━━ Exercise input

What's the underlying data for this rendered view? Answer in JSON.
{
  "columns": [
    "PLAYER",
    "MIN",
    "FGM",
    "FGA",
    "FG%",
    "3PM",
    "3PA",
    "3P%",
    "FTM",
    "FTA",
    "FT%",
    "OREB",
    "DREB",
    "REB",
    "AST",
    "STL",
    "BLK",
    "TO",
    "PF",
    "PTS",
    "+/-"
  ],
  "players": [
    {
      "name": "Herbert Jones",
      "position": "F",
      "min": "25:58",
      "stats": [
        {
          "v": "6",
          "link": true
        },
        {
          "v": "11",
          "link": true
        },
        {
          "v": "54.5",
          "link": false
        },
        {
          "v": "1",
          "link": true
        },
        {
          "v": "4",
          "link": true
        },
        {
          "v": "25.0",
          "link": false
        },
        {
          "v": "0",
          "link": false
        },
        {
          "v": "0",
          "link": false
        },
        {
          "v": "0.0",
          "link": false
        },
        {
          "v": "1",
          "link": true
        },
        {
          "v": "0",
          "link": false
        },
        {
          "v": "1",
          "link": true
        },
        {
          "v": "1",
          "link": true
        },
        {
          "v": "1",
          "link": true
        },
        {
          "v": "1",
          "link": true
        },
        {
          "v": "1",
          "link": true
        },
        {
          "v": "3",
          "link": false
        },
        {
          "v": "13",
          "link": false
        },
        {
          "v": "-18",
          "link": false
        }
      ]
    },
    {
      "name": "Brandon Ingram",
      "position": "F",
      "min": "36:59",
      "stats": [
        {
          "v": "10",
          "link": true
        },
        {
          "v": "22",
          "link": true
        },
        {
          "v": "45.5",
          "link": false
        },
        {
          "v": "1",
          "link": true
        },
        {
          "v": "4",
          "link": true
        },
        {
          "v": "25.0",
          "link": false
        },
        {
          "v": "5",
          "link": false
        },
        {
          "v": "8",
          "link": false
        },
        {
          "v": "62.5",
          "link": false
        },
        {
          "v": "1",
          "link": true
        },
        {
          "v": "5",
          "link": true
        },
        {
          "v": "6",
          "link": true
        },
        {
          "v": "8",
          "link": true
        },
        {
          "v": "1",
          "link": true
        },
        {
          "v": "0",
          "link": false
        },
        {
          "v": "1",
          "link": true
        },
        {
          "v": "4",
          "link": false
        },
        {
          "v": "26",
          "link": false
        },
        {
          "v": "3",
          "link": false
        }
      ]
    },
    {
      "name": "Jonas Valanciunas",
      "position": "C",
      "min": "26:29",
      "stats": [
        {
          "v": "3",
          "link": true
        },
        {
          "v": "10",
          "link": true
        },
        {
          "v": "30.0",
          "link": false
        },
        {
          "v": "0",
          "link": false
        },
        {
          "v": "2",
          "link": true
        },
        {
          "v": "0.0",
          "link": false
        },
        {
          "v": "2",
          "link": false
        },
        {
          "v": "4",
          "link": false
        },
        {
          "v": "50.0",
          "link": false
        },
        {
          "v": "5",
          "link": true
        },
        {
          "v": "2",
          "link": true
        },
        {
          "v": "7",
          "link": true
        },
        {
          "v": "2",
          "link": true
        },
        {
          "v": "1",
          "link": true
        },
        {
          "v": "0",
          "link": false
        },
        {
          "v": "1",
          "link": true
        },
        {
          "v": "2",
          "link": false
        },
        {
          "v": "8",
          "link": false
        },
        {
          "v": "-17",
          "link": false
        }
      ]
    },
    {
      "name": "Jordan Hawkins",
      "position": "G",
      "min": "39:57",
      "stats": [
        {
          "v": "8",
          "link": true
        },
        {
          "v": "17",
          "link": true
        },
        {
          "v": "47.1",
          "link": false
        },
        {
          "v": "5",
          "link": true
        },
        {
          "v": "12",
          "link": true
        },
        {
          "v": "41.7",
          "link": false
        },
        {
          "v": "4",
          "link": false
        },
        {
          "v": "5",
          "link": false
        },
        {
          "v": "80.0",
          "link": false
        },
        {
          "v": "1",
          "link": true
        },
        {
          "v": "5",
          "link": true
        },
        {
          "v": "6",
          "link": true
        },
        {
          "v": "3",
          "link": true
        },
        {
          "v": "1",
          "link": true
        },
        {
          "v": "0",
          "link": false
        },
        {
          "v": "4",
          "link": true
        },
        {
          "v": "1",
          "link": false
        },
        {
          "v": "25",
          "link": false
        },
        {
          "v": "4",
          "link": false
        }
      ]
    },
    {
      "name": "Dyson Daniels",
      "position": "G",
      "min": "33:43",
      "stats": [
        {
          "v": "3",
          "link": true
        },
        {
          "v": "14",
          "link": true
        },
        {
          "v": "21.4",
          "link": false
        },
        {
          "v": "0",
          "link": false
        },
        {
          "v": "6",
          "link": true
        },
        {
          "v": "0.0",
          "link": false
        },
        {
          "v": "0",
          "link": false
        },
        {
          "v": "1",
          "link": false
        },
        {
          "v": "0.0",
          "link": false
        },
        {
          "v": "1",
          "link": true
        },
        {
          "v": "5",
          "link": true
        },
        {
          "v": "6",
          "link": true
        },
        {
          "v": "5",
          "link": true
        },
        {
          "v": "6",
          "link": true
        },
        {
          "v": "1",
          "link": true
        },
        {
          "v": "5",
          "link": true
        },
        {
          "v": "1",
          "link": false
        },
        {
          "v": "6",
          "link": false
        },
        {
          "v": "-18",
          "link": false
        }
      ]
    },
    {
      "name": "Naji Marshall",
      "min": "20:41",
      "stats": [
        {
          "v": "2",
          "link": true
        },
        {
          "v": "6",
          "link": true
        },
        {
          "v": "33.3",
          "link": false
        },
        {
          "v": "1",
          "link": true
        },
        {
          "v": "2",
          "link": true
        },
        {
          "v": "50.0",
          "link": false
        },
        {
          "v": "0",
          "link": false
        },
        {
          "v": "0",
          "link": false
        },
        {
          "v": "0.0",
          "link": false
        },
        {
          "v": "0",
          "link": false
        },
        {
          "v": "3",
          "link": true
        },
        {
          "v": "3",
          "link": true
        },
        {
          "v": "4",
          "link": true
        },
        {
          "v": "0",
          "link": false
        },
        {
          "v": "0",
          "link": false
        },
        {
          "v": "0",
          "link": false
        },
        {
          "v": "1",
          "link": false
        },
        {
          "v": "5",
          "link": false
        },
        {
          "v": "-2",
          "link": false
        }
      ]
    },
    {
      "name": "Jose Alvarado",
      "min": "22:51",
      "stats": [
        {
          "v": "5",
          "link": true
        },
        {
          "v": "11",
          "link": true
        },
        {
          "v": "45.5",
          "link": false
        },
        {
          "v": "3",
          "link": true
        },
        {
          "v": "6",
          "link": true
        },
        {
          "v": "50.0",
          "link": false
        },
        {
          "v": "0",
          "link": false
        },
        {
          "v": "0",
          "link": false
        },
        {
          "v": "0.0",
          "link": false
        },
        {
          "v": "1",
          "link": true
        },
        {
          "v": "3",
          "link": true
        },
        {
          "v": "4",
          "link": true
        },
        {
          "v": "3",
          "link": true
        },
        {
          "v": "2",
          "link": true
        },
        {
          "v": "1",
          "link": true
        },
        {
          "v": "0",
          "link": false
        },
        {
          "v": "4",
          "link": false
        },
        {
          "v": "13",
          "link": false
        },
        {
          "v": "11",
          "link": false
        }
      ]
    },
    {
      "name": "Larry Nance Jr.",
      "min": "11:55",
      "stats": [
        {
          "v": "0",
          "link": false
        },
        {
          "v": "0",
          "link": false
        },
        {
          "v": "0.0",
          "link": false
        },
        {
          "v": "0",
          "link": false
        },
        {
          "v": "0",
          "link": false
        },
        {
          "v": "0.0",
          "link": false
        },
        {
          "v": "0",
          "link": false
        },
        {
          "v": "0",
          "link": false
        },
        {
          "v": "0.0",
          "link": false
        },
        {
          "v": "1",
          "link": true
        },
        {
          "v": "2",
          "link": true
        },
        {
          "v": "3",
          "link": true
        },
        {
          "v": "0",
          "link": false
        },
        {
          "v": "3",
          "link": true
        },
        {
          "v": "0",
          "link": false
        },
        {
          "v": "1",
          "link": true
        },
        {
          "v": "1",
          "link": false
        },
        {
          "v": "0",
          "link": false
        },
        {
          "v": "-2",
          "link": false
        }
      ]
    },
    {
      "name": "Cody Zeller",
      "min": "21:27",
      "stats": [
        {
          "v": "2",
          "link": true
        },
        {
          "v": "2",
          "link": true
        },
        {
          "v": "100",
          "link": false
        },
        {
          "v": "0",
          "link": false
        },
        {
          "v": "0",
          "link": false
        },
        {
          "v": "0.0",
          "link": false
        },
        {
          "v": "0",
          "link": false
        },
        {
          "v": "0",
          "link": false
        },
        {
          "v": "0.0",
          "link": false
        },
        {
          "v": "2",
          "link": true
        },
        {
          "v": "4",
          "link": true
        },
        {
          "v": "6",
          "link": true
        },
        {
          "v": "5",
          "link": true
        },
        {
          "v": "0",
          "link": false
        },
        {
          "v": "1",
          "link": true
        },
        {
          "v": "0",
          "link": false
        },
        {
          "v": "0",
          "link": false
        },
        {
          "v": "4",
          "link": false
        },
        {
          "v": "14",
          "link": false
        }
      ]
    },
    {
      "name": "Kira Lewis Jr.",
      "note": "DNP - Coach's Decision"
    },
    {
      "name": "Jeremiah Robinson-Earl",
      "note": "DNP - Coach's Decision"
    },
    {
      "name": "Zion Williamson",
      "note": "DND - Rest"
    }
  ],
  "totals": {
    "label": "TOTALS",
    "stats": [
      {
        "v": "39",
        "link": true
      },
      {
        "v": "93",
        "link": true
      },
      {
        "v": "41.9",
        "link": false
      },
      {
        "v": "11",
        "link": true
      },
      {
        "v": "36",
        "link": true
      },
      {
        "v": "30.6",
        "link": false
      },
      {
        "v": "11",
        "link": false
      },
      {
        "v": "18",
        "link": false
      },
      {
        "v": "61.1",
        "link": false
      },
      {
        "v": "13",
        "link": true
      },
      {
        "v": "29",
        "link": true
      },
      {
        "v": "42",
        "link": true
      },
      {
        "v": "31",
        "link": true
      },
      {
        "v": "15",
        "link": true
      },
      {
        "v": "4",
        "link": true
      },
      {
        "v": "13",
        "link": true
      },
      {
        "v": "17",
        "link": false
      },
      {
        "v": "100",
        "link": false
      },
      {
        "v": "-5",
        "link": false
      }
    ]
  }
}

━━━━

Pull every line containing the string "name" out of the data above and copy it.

Task output:
      "name": "Herbert Jones",
      "name": "Brandon Ingram",
      "name": "Jonas Valanciunas",
      "name": "Jordan Hawkins",
      "name": "Dyson Daniels",
      "name": "Naji Marshall",
      "name": "Jose Alvarado",
      "name": "Larry Nance Jr.",
      "name": "Cody Zeller",
      "name": "Kira Lewis Jr.",
      "name": "Jeremiah Robinson-Earl",
      "name": "Zion Williamson",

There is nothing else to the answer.